A new report from the London School of Economics and Political Science has estimated that the economic cost of stroke in the UK will treble over the next 20 years, while the number of stroke survivors is expected to more than double.
A stroke is a life-threatening medical condition that occurs when the blood supply to part of the brain is cut off. The analysis projects that the annual overall cost of stroke in the UK will rise from £26 billion in 2015 to a projected £75 billion by 2035 (without allowing for general inflation), while the number of stroke survivors over the age of 45 is estimated to reach 2.1 million, up from 950,000, over the same period.
A large proportion of the total economic burden of stroke is borne by informal (or unpaid) carers, such as friends and family (estimated 62%), and by the social care system (22%), with the NHS contributing 9% and lost productivity accounting for the remaining 7%.
The research was led by Dr Anita Patel , working with researchers at the Personal Social Services Research Unit (PSSRU) LSE, and Queen Mary University of London, and commissioned by the Stroke Association.
Raphael Wittenberg, Associate Professorial Research Fellow within PSSRU, said: “We project that the numbers of stroke survivors will more than double over the next 20 years due to rising numbers of older people and improved survival after stroke.
“While longer lifespans and increased post-stroke survival rates are very welcome achievements, they will have substantial implications for future costs. It is important for improving the quality of life of stroke survivors and containing the projected rise in costs that cost-effective treatment and care are made more widely available, and that resources are invested in research to improve prevention, treatment, rehabilitation and long-term care.”

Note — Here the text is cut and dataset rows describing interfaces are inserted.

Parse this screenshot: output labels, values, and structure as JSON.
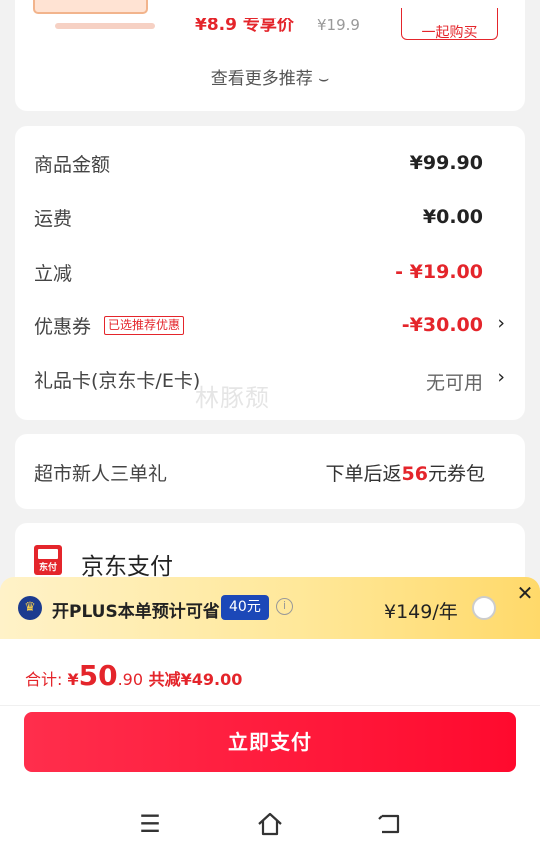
{
  "recommend": {
    "price": "¥8.9 专享价",
    "old_price": "¥19.9",
    "button": "一起购买",
    "more": "查看更多推荐 ⌣"
  },
  "amounts": {
    "rows": [
      {
        "label": "商品金额",
        "value": "¥99.90"
      },
      {
        "label": "运费",
        "value": "¥0.00"
      },
      {
        "label": "立减",
        "value": "- ¥19.00"
      },
      {
        "label": "优惠券",
        "tag": "已选推荐优惠",
        "value": "-¥30.00"
      },
      {
        "label": "礼品卡(京东卡/E卡)",
        "value": "无可用"
      }
    ],
    "chevron": "›"
  },
  "watermark": "林豚颓",
  "gift": {
    "label": "超市新人三单礼",
    "prefix": "下单后返",
    "amount": "56",
    "suffix": "元券包"
  },
  "payment": {
    "icon_text": "东付",
    "label": "京东支付"
  },
  "plus": {
    "text": "开PLUS本单预计可省",
    "badge": "40元",
    "price": "¥149/年",
    "close": "✕"
  },
  "total": {
    "label": "合计: ",
    "currency": "¥",
    "big": "50",
    "cents": ".90",
    "saved": " 共减¥49.00"
  },
  "pay_button": "立即支付",
  "colors": {
    "accent": "#e4252b",
    "plus_blue": "#1c48b8"
  }
}
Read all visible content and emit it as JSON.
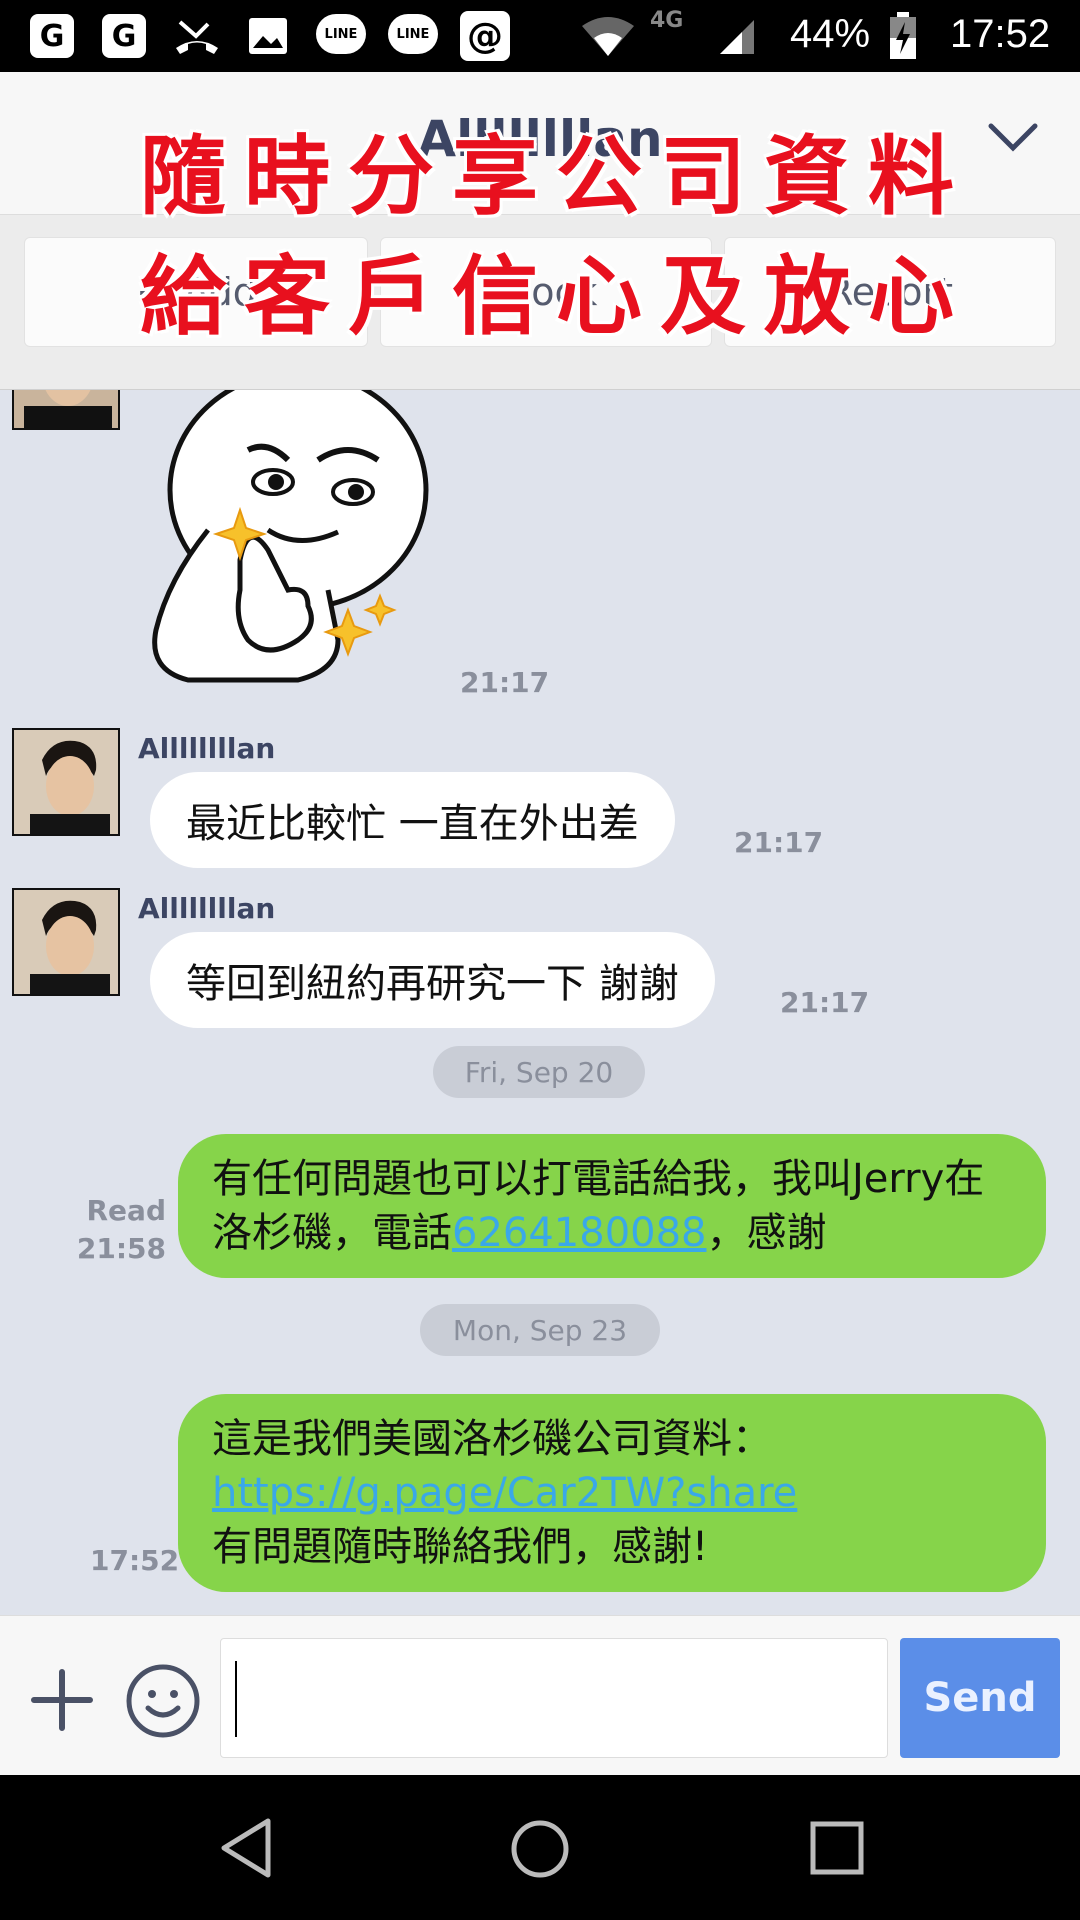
{
  "status_bar": {
    "notif_g1": "G",
    "notif_g2": "G",
    "notif_line1": "LINE",
    "notif_line2": "LINE",
    "notif_at": "@",
    "network": "4G",
    "battery": "44%",
    "time": "17:52"
  },
  "header": {
    "title": "Allllllllan"
  },
  "actions": {
    "add": "Add",
    "block": "Block",
    "report": "Report"
  },
  "overlay": {
    "line1": "隨時分享公司資料",
    "line2": "給客戶信心及放心"
  },
  "messages": {
    "sticker_time": "21:17",
    "msg1": {
      "sender": "Allllllllan",
      "text": "最近比較忙 一直在外出差",
      "time": "21:17"
    },
    "msg2": {
      "sender": "Allllllllan",
      "text": "等回到紐約再研究一下 謝謝",
      "time": "21:17"
    },
    "date1": "Fri, Sep 20",
    "msg3": {
      "text_part1": "有任何問題也可以打電話給我，我叫Jerry在洛杉磯，電話",
      "phone": "6264180088",
      "text_part2": "，感謝",
      "read_label": "Read",
      "time": "21:58"
    },
    "date2": "Mon, Sep 23",
    "msg4": {
      "line1": "這是我們美國洛杉磯公司資料：",
      "link": "https://g.page/Car2TW?share",
      "line3": "有問題隨時聯絡我們，感謝!",
      "time": "17:52"
    }
  },
  "input": {
    "value": "",
    "send_label": "Send"
  },
  "colors": {
    "outgoing_bubble": "#86d44a",
    "chat_background": "#dfe3ec",
    "send_button": "#5b8ee8",
    "overlay_red": "#e8101e",
    "link": "#3aa8e8"
  }
}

Dr Patel said: "Our estimates indicate that the economic burden of stroke significantly extends beyond those who experience a stroke and health care services, towards informal carers and social care services. There’s no doubt that these combined impacts will present real societal challenges in future.”
To address these mounting challenges, the authors have identified particular services and treatments, which are known to work, and recommend that provision of these services should be extended. The authors also estimate that investing £10 million into five priority areas of stroke research in the coming years could generate benefits that substantially reduce the societal costs of stroke.